Reporting Called One-Sided
The eruption came during an exchange over Chomsky's view that the U.S. media was reporting Nicaragua's abuses and deficiencies in democracy and not reporting in any depth its social reforms--particularly as compared with Honduras, El Salvador and Guatemala. The media, he said, were part of an elite consensus regarding the U.S. right to contain Nicaragua and a debate only over how it should be contained.
His charges came as no surprise to some in the room who tended to agree with him. Others seemed reluctant to believe him or genuinely confused about his implications.
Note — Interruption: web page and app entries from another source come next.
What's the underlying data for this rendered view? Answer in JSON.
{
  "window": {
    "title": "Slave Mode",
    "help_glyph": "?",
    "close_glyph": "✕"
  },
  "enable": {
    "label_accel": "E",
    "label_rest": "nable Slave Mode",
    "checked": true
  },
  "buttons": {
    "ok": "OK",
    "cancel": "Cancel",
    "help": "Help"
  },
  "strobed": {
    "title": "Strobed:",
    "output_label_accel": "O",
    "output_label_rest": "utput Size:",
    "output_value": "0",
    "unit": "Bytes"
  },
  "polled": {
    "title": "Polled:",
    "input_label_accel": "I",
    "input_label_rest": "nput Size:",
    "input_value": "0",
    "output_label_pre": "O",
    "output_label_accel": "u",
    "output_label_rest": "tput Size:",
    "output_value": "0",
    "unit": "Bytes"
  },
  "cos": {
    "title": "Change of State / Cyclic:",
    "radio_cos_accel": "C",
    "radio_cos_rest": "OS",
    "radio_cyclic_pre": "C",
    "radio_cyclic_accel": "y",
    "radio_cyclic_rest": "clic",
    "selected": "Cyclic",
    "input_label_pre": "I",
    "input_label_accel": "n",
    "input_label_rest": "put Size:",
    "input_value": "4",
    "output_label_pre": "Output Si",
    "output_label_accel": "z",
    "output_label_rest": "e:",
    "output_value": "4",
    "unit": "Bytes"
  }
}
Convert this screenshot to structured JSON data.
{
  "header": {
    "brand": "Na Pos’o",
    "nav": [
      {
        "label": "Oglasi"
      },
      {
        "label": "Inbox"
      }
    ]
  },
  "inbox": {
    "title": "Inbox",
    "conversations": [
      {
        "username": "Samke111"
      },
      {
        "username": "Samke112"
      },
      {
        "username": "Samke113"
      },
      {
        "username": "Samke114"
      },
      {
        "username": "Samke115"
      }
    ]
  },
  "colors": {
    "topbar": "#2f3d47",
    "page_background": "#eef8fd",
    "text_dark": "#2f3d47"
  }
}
Several angrily took him on for implying they had let themselves be "hoodwinked" and were "sitting back and being led" by such a group. They accused him of "unbridled bias," overstatement, dogmatism and of having "a shockingly closed mind for an intellectual." One woman started a hurt and angry reproach by calling out, "Why do you live here?"
"This is my country. I'd like to improve it," he replied.
Pushed Too Far
Later, when they broke for coffee and dessert, some flocked to him for more discussion, others kept their distance.
Privately, Willens expressed disappointment that Chomsky had talked down to the group and said that someone with such an iconoclastic point of view should become a better communicator.
Had Chomsky only talked of specific Central American issues such as the Arias peace accords and aid to the Contras, Wyler's daughter Barbara said afterwards, the guests would have left agreeing with him and his denunciation of U.S. policy.
"But he was pushing people farther than that," she said. A supporter of the task force and a grass-roots organizer on peace and justice issues, Barbara Wyler had hoped Chomsky would shake them up.
Instead, she said of those he had offended, "it was as if they had been told there was no Santa Claus."
Doesn't Seek to Offend
Noam Chomsky--take him or leave him. He does not seek to offend people, he says, but he will neither apologize nor accommodate.
"I'm no diplomat," he said with a shrug and a small smile the following morning over a bowl of granola at the UCLA Guest House.
It is one of the more non-controversial and undisputed statements he makes.
At 59, Chomsky is a slightly built man who has the facade of a mild-mannered professor--glasses, sandy, slightly unruly hair, a fleeting grin--right down to the rumpled cords, rolled up shirt sleeves and tweed jacket.